╔══

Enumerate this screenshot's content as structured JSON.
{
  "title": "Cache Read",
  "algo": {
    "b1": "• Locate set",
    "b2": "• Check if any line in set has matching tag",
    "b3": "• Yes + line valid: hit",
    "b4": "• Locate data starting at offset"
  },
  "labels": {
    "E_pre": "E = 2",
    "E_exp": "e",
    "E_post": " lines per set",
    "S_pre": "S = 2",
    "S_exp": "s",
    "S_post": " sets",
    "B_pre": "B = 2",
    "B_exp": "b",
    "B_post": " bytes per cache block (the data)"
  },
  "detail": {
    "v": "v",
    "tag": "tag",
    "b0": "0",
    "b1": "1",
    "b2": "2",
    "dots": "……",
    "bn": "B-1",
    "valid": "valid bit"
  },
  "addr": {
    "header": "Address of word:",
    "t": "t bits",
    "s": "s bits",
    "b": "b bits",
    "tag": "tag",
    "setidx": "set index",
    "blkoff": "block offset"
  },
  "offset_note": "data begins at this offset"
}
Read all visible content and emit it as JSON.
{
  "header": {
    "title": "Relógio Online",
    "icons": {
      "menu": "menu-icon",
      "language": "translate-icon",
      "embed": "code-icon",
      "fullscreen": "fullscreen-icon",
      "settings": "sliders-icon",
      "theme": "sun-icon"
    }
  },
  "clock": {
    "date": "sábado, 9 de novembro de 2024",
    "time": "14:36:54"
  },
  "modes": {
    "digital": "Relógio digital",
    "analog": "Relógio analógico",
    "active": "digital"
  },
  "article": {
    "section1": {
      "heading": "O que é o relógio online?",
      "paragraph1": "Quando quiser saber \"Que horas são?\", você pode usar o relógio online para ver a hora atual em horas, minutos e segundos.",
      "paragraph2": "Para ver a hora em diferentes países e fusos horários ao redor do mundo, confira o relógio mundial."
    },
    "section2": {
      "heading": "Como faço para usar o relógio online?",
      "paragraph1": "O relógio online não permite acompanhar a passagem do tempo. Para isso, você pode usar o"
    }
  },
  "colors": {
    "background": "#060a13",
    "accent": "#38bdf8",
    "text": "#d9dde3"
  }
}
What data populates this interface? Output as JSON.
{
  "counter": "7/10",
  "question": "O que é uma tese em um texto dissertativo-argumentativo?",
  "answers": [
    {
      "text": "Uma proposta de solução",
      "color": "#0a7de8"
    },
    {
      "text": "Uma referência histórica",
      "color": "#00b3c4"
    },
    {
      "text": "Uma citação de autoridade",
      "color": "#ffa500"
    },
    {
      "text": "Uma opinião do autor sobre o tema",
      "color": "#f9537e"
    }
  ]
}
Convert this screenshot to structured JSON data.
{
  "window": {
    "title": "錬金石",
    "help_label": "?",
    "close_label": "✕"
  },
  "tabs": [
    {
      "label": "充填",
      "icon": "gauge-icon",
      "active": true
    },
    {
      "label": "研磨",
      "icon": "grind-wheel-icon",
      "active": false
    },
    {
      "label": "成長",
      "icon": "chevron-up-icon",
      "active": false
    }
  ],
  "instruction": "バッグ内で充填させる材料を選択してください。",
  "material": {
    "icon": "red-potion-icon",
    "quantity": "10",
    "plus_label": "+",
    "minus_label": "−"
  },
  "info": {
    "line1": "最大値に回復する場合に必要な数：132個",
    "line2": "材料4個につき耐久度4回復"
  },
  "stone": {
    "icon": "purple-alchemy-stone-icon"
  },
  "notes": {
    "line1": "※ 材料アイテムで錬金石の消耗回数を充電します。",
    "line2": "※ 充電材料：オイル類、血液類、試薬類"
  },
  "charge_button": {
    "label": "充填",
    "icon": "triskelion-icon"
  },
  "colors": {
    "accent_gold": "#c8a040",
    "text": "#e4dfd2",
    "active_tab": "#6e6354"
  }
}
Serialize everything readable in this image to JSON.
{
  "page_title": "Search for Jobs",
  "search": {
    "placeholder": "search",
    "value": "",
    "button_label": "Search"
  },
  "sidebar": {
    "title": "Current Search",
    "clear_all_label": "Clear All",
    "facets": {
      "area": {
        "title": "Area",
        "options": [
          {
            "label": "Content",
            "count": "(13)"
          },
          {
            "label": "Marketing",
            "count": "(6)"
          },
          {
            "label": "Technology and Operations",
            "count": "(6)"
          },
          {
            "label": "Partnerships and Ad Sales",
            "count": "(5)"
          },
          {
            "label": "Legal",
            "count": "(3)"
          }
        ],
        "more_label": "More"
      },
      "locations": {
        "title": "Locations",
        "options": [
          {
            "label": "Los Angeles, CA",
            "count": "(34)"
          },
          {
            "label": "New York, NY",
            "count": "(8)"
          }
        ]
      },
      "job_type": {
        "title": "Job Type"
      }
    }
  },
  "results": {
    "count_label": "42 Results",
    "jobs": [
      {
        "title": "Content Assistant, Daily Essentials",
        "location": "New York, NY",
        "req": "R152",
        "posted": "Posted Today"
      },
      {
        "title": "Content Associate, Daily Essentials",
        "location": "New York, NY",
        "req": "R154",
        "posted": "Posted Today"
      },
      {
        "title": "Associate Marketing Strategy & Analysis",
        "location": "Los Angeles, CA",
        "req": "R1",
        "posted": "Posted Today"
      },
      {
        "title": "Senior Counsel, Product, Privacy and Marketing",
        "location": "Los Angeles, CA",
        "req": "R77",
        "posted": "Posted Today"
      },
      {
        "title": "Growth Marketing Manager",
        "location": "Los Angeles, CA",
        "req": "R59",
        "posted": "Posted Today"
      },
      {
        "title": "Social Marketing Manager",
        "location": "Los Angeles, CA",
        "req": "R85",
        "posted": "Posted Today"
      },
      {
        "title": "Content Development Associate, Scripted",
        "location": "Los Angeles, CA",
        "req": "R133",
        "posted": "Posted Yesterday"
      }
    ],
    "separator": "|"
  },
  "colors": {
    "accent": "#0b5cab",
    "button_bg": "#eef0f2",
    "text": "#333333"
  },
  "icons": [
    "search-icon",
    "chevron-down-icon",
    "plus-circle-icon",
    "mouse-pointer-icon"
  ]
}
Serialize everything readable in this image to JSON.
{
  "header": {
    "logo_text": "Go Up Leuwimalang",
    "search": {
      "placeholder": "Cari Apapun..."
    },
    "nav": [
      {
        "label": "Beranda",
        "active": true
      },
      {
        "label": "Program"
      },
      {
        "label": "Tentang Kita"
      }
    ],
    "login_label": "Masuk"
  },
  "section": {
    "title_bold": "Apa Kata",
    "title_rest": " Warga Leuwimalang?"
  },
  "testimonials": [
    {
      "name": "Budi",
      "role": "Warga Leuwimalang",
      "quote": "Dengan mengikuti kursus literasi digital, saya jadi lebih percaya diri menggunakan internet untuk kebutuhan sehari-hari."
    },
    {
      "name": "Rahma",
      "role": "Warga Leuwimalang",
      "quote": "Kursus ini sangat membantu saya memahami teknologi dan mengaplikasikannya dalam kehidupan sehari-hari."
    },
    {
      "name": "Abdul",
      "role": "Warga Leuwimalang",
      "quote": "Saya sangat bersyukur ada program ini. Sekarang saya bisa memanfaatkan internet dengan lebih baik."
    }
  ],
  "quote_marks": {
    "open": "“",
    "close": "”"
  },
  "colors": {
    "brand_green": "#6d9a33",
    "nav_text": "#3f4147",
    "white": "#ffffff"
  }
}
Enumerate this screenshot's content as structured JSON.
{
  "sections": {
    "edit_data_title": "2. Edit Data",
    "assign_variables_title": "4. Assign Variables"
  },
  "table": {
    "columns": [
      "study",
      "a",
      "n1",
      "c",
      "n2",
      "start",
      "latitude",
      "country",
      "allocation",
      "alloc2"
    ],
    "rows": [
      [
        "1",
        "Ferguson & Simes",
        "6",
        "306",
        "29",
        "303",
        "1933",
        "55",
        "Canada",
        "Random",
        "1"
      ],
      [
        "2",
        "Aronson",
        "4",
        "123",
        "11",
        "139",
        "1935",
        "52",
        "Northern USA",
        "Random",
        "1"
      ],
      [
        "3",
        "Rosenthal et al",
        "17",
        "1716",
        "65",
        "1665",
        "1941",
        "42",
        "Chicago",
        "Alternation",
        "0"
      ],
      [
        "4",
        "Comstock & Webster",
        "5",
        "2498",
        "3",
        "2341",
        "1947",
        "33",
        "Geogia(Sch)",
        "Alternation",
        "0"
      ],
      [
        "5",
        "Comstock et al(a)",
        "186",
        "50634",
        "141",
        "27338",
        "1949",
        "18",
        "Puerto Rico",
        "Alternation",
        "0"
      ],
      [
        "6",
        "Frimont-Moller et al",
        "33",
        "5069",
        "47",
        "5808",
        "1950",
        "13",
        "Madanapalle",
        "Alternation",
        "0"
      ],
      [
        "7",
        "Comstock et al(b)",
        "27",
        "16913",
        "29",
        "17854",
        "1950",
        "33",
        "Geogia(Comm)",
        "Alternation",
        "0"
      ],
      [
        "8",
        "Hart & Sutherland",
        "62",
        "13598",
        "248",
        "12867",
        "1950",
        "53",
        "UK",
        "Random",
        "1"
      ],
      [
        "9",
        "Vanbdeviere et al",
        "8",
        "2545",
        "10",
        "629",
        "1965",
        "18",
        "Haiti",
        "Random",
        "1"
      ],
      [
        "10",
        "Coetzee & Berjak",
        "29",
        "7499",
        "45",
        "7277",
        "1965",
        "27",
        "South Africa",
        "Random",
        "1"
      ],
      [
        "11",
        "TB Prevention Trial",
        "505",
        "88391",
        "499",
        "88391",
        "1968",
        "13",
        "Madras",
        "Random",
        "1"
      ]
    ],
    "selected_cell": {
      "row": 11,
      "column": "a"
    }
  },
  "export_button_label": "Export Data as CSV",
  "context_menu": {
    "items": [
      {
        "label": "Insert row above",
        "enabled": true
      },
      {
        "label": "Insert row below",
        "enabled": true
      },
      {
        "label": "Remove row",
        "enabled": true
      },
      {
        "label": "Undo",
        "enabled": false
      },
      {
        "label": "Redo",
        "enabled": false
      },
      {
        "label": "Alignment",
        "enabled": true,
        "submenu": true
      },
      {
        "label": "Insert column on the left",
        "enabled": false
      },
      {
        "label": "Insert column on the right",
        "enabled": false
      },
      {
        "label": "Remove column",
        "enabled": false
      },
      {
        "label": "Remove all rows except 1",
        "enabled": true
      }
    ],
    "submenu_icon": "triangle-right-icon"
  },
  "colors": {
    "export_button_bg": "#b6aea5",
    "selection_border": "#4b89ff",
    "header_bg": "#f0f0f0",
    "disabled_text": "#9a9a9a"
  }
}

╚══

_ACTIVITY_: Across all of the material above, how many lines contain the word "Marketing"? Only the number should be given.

_ANSWER TO THE EXERCISE_: 5